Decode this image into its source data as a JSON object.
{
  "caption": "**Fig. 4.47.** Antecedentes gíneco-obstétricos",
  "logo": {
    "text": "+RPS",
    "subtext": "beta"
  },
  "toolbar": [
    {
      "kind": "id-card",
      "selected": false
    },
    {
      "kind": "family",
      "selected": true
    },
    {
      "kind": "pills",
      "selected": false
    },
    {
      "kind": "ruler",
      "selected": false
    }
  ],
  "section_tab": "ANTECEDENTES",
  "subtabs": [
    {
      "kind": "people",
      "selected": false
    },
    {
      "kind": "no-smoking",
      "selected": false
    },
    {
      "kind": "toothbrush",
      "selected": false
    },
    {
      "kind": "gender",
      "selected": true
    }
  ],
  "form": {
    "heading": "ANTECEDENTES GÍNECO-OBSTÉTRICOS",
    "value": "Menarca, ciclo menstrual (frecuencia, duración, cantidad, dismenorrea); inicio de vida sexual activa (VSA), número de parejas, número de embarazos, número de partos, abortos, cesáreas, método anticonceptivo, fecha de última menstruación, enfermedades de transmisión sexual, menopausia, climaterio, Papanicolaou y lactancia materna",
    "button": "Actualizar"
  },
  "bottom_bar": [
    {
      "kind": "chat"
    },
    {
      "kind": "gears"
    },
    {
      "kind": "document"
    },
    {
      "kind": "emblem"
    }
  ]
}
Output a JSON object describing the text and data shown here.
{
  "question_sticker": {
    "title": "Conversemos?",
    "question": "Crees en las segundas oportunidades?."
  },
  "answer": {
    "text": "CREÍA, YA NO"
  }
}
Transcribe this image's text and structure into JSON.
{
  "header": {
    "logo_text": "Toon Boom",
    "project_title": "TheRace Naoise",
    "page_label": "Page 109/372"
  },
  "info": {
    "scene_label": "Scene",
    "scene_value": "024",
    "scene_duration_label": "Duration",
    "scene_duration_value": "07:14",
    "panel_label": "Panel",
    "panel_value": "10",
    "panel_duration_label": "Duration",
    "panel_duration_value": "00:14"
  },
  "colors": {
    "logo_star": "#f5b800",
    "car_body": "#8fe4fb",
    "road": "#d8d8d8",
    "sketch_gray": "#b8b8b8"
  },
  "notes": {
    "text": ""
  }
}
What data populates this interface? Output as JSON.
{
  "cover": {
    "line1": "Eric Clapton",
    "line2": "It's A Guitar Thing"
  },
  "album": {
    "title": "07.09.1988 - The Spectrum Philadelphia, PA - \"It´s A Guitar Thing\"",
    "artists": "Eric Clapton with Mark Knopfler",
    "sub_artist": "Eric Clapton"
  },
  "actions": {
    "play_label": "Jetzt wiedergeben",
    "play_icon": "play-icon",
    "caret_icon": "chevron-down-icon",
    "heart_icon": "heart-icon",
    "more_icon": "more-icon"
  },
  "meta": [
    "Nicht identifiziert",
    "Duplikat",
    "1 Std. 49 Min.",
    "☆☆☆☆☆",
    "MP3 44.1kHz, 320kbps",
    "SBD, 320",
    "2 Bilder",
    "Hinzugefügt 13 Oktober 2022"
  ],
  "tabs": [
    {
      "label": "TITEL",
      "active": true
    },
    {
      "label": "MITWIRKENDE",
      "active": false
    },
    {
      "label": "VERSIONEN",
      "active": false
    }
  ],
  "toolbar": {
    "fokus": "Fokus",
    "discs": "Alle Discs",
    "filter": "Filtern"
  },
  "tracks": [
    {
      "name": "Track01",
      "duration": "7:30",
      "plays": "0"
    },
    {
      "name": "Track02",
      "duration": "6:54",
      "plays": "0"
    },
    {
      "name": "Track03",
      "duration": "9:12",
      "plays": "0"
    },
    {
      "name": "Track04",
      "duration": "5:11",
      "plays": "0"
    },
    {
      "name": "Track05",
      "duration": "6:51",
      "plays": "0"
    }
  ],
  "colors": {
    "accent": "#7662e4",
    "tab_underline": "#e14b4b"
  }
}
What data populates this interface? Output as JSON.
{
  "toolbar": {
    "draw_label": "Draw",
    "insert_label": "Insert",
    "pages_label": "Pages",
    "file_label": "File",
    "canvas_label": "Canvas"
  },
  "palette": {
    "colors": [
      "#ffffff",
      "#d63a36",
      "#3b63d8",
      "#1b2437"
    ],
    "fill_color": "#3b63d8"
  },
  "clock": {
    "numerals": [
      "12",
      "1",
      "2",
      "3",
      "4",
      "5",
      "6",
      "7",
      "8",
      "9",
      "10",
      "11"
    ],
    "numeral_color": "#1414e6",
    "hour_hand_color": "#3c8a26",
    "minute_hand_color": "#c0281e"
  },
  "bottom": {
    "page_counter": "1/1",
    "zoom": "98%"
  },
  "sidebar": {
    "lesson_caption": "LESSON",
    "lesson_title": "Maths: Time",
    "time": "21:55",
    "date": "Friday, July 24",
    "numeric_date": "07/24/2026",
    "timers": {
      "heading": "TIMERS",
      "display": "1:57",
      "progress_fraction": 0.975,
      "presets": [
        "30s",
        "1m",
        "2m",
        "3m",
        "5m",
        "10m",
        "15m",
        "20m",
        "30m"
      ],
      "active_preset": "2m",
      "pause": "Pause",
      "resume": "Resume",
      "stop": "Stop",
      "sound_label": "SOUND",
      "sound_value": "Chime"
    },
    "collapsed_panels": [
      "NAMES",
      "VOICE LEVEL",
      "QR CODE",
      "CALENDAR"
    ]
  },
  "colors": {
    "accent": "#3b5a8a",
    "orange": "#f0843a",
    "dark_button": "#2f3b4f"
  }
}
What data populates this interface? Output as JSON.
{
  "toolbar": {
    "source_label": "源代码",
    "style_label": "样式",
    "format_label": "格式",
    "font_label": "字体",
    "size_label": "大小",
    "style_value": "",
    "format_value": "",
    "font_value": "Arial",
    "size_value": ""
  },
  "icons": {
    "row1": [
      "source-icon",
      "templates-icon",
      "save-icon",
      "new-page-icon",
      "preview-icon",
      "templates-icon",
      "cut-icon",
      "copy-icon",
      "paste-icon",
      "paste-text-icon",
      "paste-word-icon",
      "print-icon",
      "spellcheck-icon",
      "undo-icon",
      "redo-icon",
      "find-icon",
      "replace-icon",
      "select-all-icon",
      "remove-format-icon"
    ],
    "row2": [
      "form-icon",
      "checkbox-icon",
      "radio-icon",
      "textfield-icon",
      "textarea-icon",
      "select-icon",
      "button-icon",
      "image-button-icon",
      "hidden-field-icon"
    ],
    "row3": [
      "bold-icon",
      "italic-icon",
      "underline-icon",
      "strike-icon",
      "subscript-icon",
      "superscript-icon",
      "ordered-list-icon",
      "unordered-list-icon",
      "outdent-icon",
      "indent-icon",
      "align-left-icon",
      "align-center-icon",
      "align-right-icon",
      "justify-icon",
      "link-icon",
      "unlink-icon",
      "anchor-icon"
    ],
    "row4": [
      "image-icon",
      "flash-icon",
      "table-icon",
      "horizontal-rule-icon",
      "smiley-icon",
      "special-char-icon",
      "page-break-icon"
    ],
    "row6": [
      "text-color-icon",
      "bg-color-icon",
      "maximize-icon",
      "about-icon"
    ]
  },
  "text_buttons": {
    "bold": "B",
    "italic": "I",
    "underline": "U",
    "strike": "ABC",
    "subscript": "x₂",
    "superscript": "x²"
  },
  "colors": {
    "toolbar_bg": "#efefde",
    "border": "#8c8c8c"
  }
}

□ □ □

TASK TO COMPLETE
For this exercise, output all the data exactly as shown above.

WORKED SOLUTION
Decode this image into its source data as a JSON object.
{
  "caption": "**Fig. 4.47.** Antecedentes gíneco-obstétricos",
  "logo": {
    "text": "+RPS",
    "subtext": "beta"
  },
  "toolbar": [
    {
      "kind": "id-card",
      "selected": false
    },
    {
      "kind": "family",
      "selected": true
    },
    {
      "kind": "pills",
      "selected": false
    },
    {
      "kind": "ruler",
      "selected": false
    }
  ],
  "section_tab": "ANTECEDENTES",
  "subtabs": [
    {
      "kind": "people",
      "selected": false
    },
    {
      "kind": "no-smoking",
      "selected": false
    },
    {
      "kind": "toothbrush",
      "selected": false
    },
    {
      "kind": "gender",
      "selected": true
    }
  ],
  "form": {
    "heading": "ANTECEDENTES GÍNECO-OBSTÉTRICOS",
    "value": "Menarca, ciclo menstrual (frecuencia, duración, cantidad, dismenorrea); inicio de vida sexual activa (VSA), número de parejas, número de embarazos, número de partos, abortos, cesáreas, método anticonceptivo, fecha de última menstruación, enfermedades de transmisión sexual, menopausia, climaterio, Papanicolaou y lactancia materna",
    "button": "Actualizar"
  },
  "bottom_bar": [
    {
      "kind": "chat"
    },
    {
      "kind": "gears"
    },
    {
      "kind": "document"
    },
    {
      "kind": "emblem"
    }
  ]
}
Output a JSON object describing the text and data shown here.
{
  "question_sticker": {
    "title": "Conversemos?",
    "question": "Crees en las segundas oportunidades?."
  },
  "answer": {
    "text": "CREÍA, YA NO"
  }
}
Transcribe this image's text and structure into JSON.
{
  "header": {
    "logo_text": "Toon Boom",
    "project_title": "TheRace Naoise",
    "page_label": "Page 109/372"
  },
  "info": {
    "scene_label": "Scene",
    "scene_value": "024",
    "scene_duration_label": "Duration",
    "scene_duration_value": "07:14",
    "panel_label": "Panel",
    "panel_value": "10",
    "panel_duration_label": "Duration",
    "panel_duration_value": "00:14"
  },
  "colors": {
    "logo_star": "#f5b800",
    "car_body": "#8fe4fb",
    "road": "#d8d8d8",
    "sketch_gray": "#b8b8b8"
  },
  "notes": {
    "text": ""
  }
}
What data populates this interface? Output as JSON.
{
  "cover": {
    "line1": "Eric Clapton",
    "line2": "It's A Guitar Thing"
  },
  "album": {
    "title": "07.09.1988 - The Spectrum Philadelphia, PA - \"It´s A Guitar Thing\"",
    "artists": "Eric Clapton with Mark Knopfler",
    "sub_artist": "Eric Clapton"
  },
  "actions": {
    "play_label": "Jetzt wiedergeben",
    "play_icon": "play-icon",
    "caret_icon": "chevron-down-icon",
    "heart_icon": "heart-icon",
    "more_icon": "more-icon"
  },
  "meta": [
    "Nicht identifiziert",
    "Duplikat",
    "1 Std. 49 Min.",
    "☆☆☆☆☆",
    "MP3 44.1kHz, 320kbps",
    "SBD, 320",
    "2 Bilder",
    "Hinzugefügt 13 Oktober 2022"
  ],
  "tabs": [
    {
      "label": "TITEL",
      "active": true
    },
    {
      "label": "MITWIRKENDE",
      "active": false
    },
    {
      "label": "VERSIONEN",
      "active": false
    }
  ],
  "toolbar": {
    "fokus": "Fokus",
    "discs": "Alle Discs",
    "filter": "Filtern"
  },
  "tracks": [
    {
      "name": "Track01",
      "duration": "7:30",
      "plays": "0"
    },
    {
      "name": "Track02",
      "duration": "6:54",
      "plays": "0"
    },
    {
      "name": "Track03",
      "duration": "9:12",
      "plays": "0"
    },
    {
      "name": "Track04",
      "duration": "5:11",
      "plays": "0"
    },
    {
      "name": "Track05",
      "duration": "6:51",
      "plays": "0"
    }
  ],
  "colors": {
    "accent": "#7662e4",
    "tab_underline": "#e14b4b"
  }
}
What data populates this interface? Output as JSON.
{
  "toolbar": {
    "draw_label": "Draw",
    "insert_label": "Insert",
    "pages_label": "Pages",
    "file_label": "File",
    "canvas_label": "Canvas"
  },
  "palette": {
    "colors": [
      "#ffffff",
      "#d63a36",
      "#3b63d8",
      "#1b2437"
    ],
    "fill_color": "#3b63d8"
  },
  "clock": {
    "numerals": [
      "12",
      "1",
      "2",
      "3",
      "4",
      "5",
      "6",
      "7",
      "8",
      "9",
      "10",
      "11"
    ],
    "numeral_color": "#1414e6",
    "hour_hand_color": "#3c8a26",
    "minute_hand_color": "#c0281e"
  },
  "bottom": {
    "page_counter": "1/1",
    "zoom": "98%"
  },
  "sidebar": {
    "lesson_caption": "LESSON",
    "lesson_title": "Maths: Time",
    "time": "21:55",
    "date": "Friday, July 24",
    "numeric_date": "07/24/2026",
    "timers": {
      "heading": "TIMERS",
      "display": "1:57",
      "progress_fraction": 0.975,
      "presets": [
        "30s",
        "1m",
        "2m",
        "3m",
        "5m",
        "10m",
        "15m",
        "20m",
        "30m"
      ],
      "active_preset": "2m",
      "pause": "Pause",
      "resume": "Resume",
      "stop": "Stop",
      "sound_label": "SOUND",
      "sound_value": "Chime"
    },
    "collapsed_panels": [
      "NAMES",
      "VOICE LEVEL",
      "QR CODE",
      "CALENDAR"
    ]
  },
  "colors": {
    "accent": "#3b5a8a",
    "orange": "#f0843a",
    "dark_button": "#2f3b4f"
  }
}
What data populates this interface? Output as JSON.
{
  "toolbar": {
    "source_label": "源代码",
    "style_label": "样式",
    "format_label": "格式",
    "font_label": "字体",
    "size_label": "大小",
    "style_value": "",
    "format_value": "",
    "font_value": "Arial",
    "size_value": ""
  },
  "icons": {
    "row1": [
      "source-icon",
      "templates-icon",
      "save-icon",
      "new-page-icon",
      "preview-icon",
      "templates-icon",
      "cut-icon",
      "copy-icon",
      "paste-icon",
      "paste-text-icon",
      "paste-word-icon",
      "print-icon",
      "spellcheck-icon",
      "undo-icon",
      "redo-icon",
      "find-icon",
      "replace-icon",
      "select-all-icon",
      "remove-format-icon"
    ],
    "row2": [
      "form-icon",
      "checkbox-icon",
      "radio-icon",
      "textfield-icon",
      "textarea-icon",
      "select-icon",
      "button-icon",
      "image-button-icon",
      "hidden-field-icon"
    ],
    "row3": [
      "bold-icon",
      "italic-icon",
      "underline-icon",
      "strike-icon",
      "subscript-icon",
      "superscript-icon",
      "ordered-list-icon",
      "unordered-list-icon",
      "outdent-icon",
      "indent-icon",
      "align-left-icon",
      "align-center-icon",
      "align-right-icon",
      "justify-icon",
      "link-icon",
      "unlink-icon",
      "anchor-icon"
    ],
    "row4": [
      "image-icon",
      "flash-icon",
      "table-icon",
      "horizontal-rule-icon",
      "smiley-icon",
      "special-char-icon",
      "page-break-icon"
    ],
    "row6": [
      "text-color-icon",
      "bg-color-icon",
      "maximize-icon",
      "about-icon"
    ]
  },
  "text_buttons": {
    "bold": "B",
    "italic": "I",
    "underline": "U",
    "strike": "ABC",
    "subscript": "x₂",
    "superscript": "x²"
  },
  "colors": {
    "toolbar_bg": "#efefde",
    "border": "#8c8c8c"
  }
}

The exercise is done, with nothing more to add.